There are three broad approaches to building and maintaining an ecommerce store—depending very much on initial budget, ongoing investment, and ambition for growth.
- At the low end, brands with limited upfront or ongoing resources will aim to build a site that will last years—only tweaking or updating it if something breaks.
- In the middle, brands will build with the hope that their site will last them a few good years and that they’ll be able to add functionality, tweak, and optimize during those years until they can justify a rebuild.
- At the top, we have brands that build knowing that their codebase is not “forever code”. They intentionally keep things lean so that they can upgrade and rebase the theme with minimal effort frequently as technology improves or as marketing efforts demand.
It’s easy to quickly jump to the conclusion that the third option is the most expensive and that only big brands with big budgets can afford or justify this approach.
On the contrary, the middle option is actually often the most costly over time. If you take into account team resources, headspace, and the time it takes to achieve anything, constantly tweaking a site with the hope it will last for many years leads to rapidly-mounting technical debt and a tremendous headspace cost. Brands in this situation spend considerably more time maintaining their sites and agonizing over things that probably don’t matter than they do making impactful and meaningful changes. Further, marketing performance and CRO often suffers with this approach, too.
If you’re at the bottom, your simple site built several years ago is probably doing just fine supporting your modest marketing efforts and a rebase or any significant investment in your theme is likely not going to give you a healthy ROI.
If you’re at the top end, you’re hopefully already practicing a nimble, pragmatic approach and are hopefully able to move quickly and respond to changing needs without significant investment or added technical debt.

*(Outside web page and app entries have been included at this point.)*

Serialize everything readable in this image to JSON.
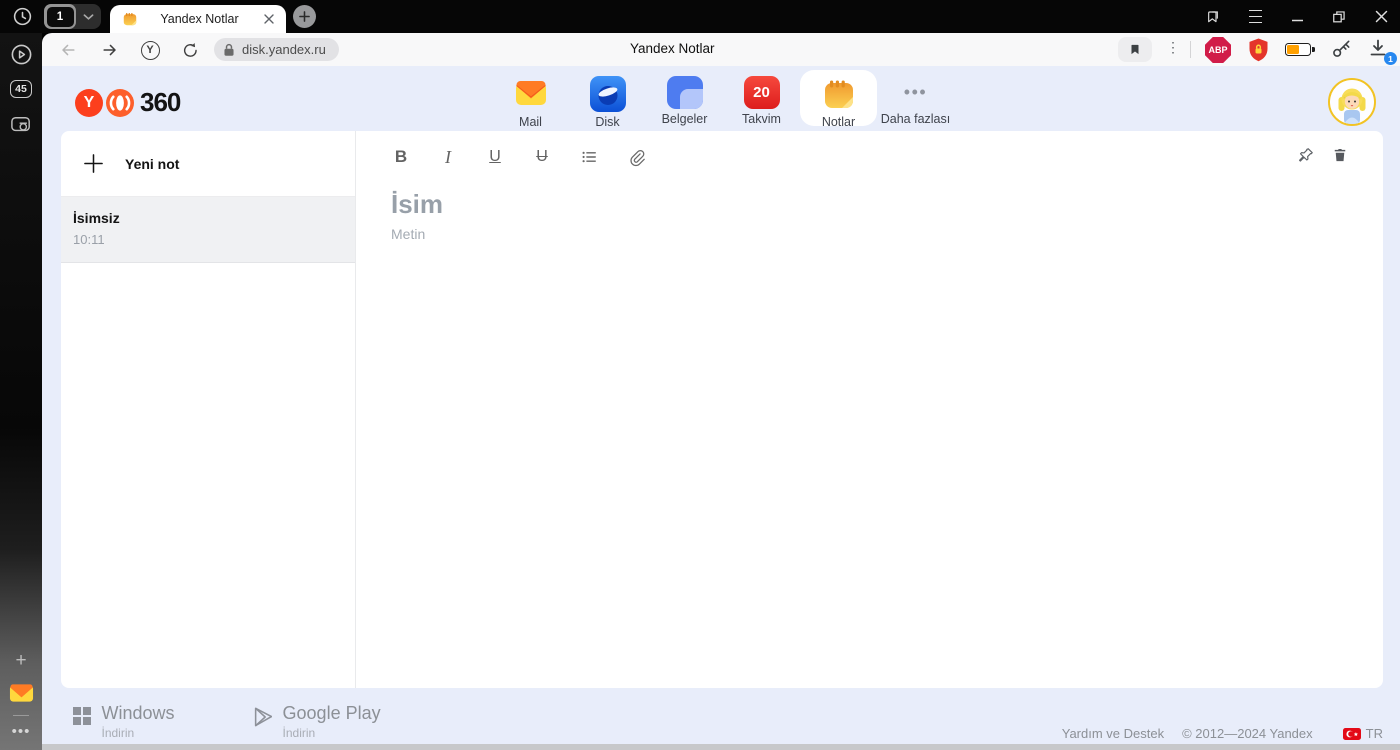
{
  "titlebar": {
    "tab_count_badge": "1",
    "tab_title": "Yandex Notlar"
  },
  "toolbar": {
    "url": "disk.yandex.ru",
    "page_title": "Yandex Notlar",
    "abp_badge": "ABP",
    "download_badge": "1"
  },
  "sidebar": {
    "tab_counter": "45"
  },
  "header": {
    "logo_text": "360",
    "apps": [
      {
        "label": "Mail"
      },
      {
        "label": "Disk"
      },
      {
        "label": "Belgeler"
      },
      {
        "label": "Takvim",
        "badge": "20"
      },
      {
        "label": "Notlar",
        "active": true
      },
      {
        "label": "Daha fazlası"
      }
    ]
  },
  "notes_panel": {
    "new_note_label": "Yeni not",
    "notes": [
      {
        "title": "İsimsiz",
        "time": "10:11",
        "selected": true
      }
    ]
  },
  "editor": {
    "toolbar": {
      "bold": "B",
      "italic": "I",
      "underline": "U",
      "strikethrough": "U"
    },
    "title_placeholder": "İsim",
    "body_placeholder": "Metin"
  },
  "footer": {
    "downloads": [
      {
        "platform": "Windows",
        "action": "İndirin"
      },
      {
        "platform": "Google Play",
        "action": "İndirin"
      }
    ],
    "help_link": "Yardım ve Destek",
    "copyright": "© 2012—2024 Yandex",
    "locale": "TR"
  },
  "colors": {
    "page_background": "#e8edfa",
    "yandex_red": "#fc3f1d",
    "notes_orange": "#f5a83b",
    "calendar_red": "#ee2e24",
    "protect_shield_red": "#e4352b",
    "battery_fill_orange": "#ffa000",
    "download_badge_blue": "#2788f0",
    "abp_red": "#d11c49"
  }
}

If, however, you find yourself in the middle, you are likely paralyzed by technical debt and you and your team are frustrated because you can’t make the changes you feel should be so easy, you need developers to do even the simplest things, and you’re spending far more time discussing minutiae than strategizing and implementing impactful initiatives.
Indications you should probably rebase your online store to a new, best-practice foundation

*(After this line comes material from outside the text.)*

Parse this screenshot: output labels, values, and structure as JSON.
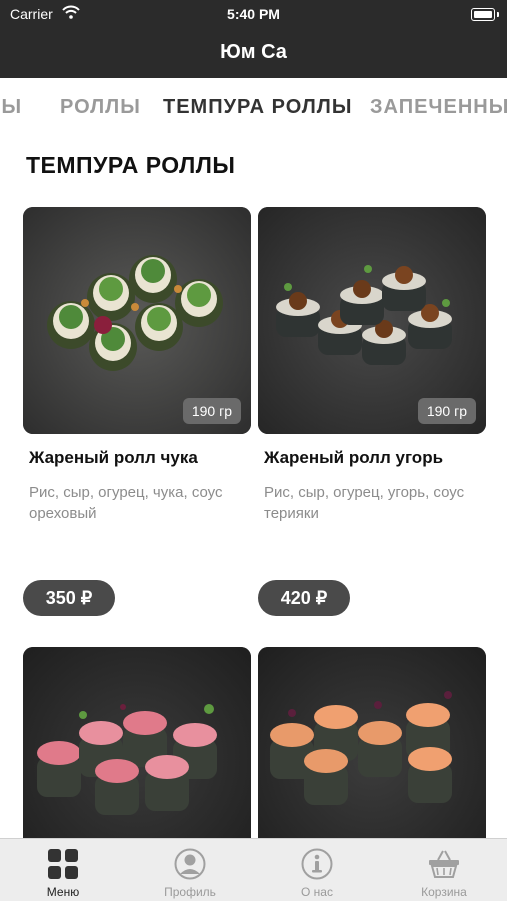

- Your content or marketing teams can’t do basic things themselves without a developer like add new products, update the homepage to reflect new campaigns or seasonal changes, or build and launch landing pages.
- You’re on Shopify and you’re still using a convoluted list of “namespaced” tags to structure content on PDPs and other areas of the site, comma-separated values in SKU or barcode fields, or other hacks and workarounds traditionally used in Shopify stores to overcome limitations instead of metafields and “sections everywhere”.
- You find yourself saying “we need this custom x” or “our customers love our custom y” and you haven’t measured engagement of x or y with tools like FullStory or Hotjar, you will likely find these custom features are not as impactful or widely used as you suspect and are probably stopping you from moving forward.
- Your Shopify theme is on a full point-version or more behind the latest version of the theme or your site was built prior to mid-2021, you almost certainly do not have the latest “Shopify Online Store 2.0” features such as “sections everywhere” or non-tag-based filters on collection landing pages—and you’re missing a lot of creative functionality to enable your team to do more in-house without a developer.
- Your communications with your dev team are based more around details such as the color of the buttons, how rounded the corners are, or your laundry list of features you would like added, you’re probably not focusing enough on goals and objectives and your dev team lacks the experience and expertise to lead you with firmness. Unless you have a strong, data-driven, marketing-led person on your team leading requests, you probably aren’t getting the best, most impactful results from a dev team who more or less does what you ask then to.
- Your site is slow to load, glitchy on different devices, or just looks and feels tired.
- You’re not on Shopify, many of the above are true for you, and you’re ready to replatform.
What do you do if you’re stuck in the middle? How can you determine if you have a site that’s paralyzed by technical debt? Are you in a position to rebase or is your site too custom to do so (for what it’s worth, it’s probably not and you’ll likely find you don’t need many of the customizations or there are simpler way to achieve them).
Does any of this resonate with you? If you find yourself stuck in the middle or aren’t sure what to focus on, I would love to help.